#### [Action item]
Repeat the entries without change, omitting the pictures.

[Stored items]
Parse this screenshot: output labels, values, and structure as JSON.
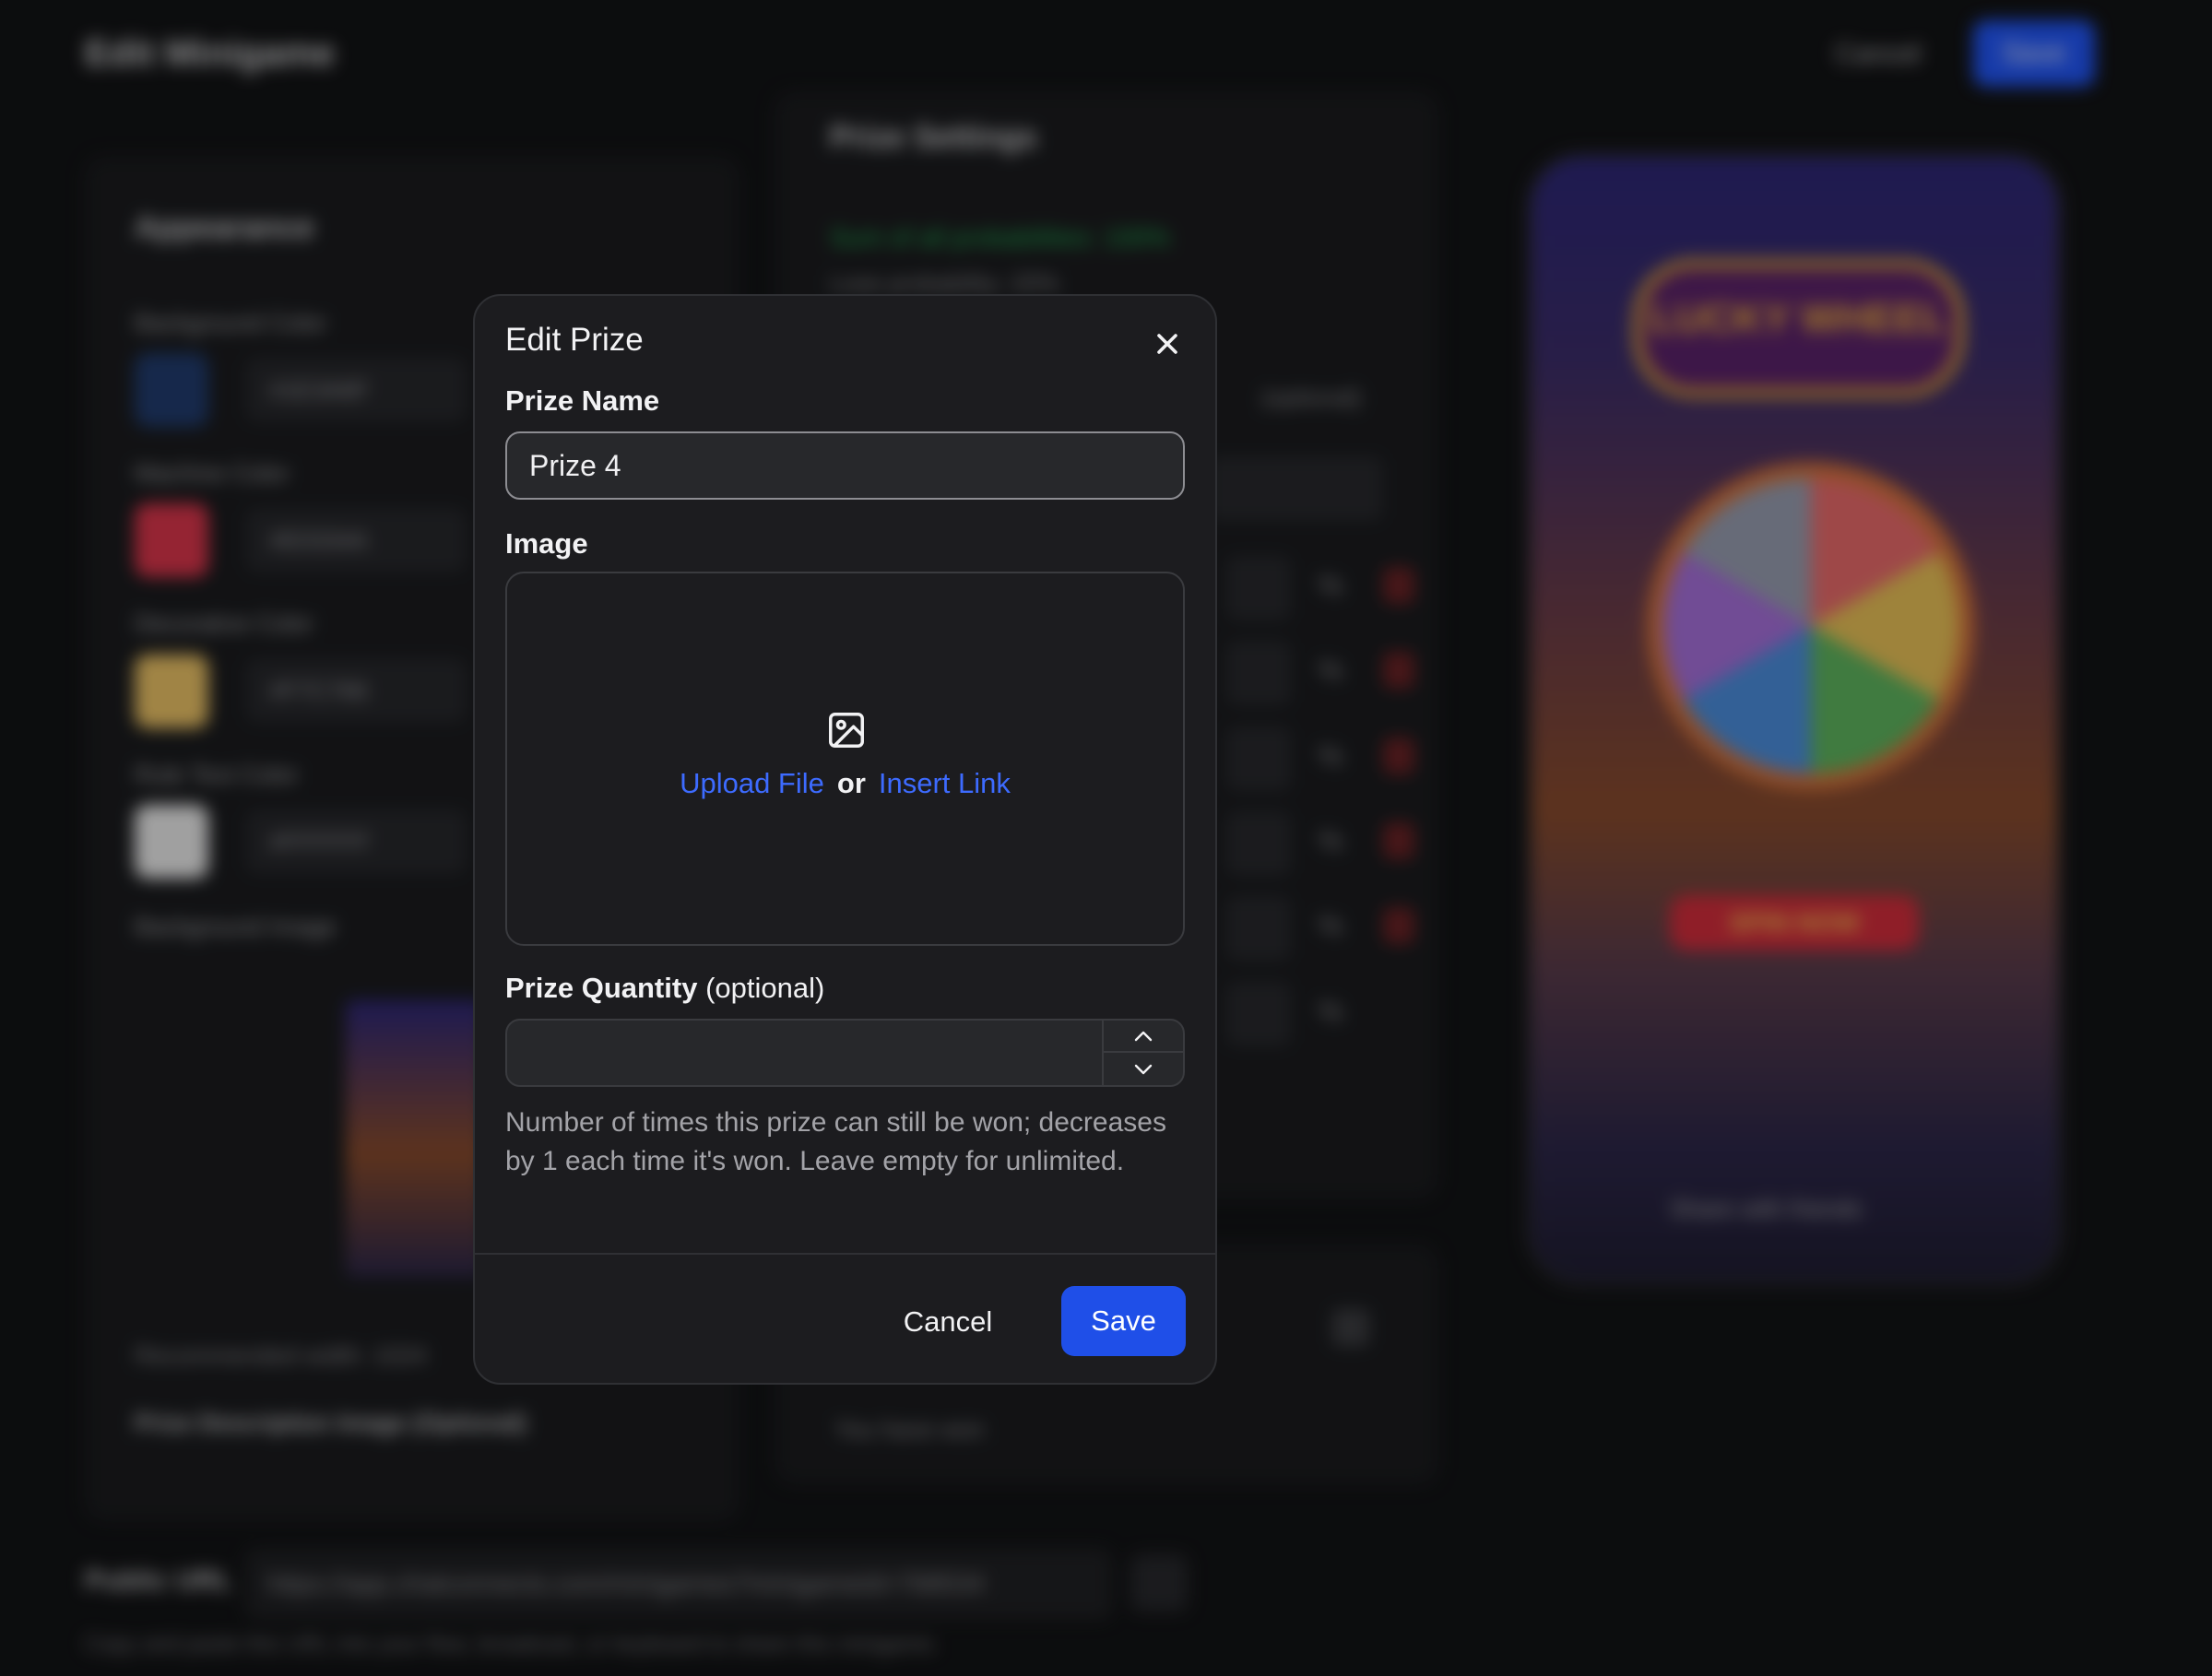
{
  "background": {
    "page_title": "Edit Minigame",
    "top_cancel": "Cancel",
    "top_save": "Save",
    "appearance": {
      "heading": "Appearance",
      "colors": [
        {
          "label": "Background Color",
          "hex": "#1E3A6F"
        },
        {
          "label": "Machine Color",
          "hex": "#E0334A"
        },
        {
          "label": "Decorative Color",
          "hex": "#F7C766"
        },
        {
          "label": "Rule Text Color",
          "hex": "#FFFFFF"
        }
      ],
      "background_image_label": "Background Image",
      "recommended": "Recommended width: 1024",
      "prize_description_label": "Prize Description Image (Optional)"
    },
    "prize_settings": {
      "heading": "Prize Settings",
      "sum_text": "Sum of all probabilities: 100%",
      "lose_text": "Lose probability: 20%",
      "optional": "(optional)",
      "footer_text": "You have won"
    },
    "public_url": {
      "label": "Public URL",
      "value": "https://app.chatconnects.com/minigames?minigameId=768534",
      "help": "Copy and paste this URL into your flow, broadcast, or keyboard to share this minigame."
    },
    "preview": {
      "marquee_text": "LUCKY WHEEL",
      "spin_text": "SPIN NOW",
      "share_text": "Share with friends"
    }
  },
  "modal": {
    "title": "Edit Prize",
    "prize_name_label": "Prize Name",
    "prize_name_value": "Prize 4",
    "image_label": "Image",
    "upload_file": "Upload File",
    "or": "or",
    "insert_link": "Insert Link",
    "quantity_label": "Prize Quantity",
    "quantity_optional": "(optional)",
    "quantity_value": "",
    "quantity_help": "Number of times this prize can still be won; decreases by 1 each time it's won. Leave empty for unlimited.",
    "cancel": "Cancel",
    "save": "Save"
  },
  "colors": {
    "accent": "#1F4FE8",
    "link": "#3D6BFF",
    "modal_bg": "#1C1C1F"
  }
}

#### [Written reply]
Parse this screenshot: output labels, values, and structure as JSON.
{
  "background": {
    "page_title": "Edit Minigame",
    "top_cancel": "Cancel",
    "top_save": "Save",
    "appearance": {
      "heading": "Appearance",
      "colors": [
        {
          "label": "Background Color",
          "hex": "#1E3A6F"
        },
        {
          "label": "Machine Color",
          "hex": "#E0334A"
        },
        {
          "label": "Decorative Color",
          "hex": "#F7C766"
        },
        {
          "label": "Rule Text Color",
          "hex": "#FFFFFF"
        }
      ],
      "background_image_label": "Background Image",
      "recommended": "Recommended width: 1024",
      "prize_description_label": "Prize Description Image (Optional)"
    },
    "prize_settings": {
      "heading": "Prize Settings",
      "sum_text": "Sum of all probabilities: 100%",
      "lose_text": "Lose probability: 20%",
      "optional": "(optional)",
      "footer_text": "You have won"
    },
    "public_url": {
      "label": "Public URL",
      "value": "https://app.chatconnects.com/minigames?minigameId=768534",
      "help": "Copy and paste this URL into your flow, broadcast, or keyboard to share this minigame."
    },
    "preview": {
      "marquee_text": "LUCKY WHEEL",
      "spin_text": "SPIN NOW",
      "share_text": "Share with friends"
    }
  },
  "modal": {
    "title": "Edit Prize",
    "prize_name_label": "Prize Name",
    "prize_name_value": "Prize 4",
    "image_label": "Image",
    "upload_file": "Upload File",
    "or": "or",
    "insert_link": "Insert Link",
    "quantity_label": "Prize Quantity",
    "quantity_optional": "(optional)",
    "quantity_value": "",
    "quantity_help": "Number of times this prize can still be won; decreases by 1 each time it's won. Leave empty for unlimited.",
    "cancel": "Cancel",
    "save": "Save"
  },
  "colors": {
    "accent": "#1F4FE8",
    "link": "#3D6BFF",
    "modal_bg": "#1C1C1F"
  }
}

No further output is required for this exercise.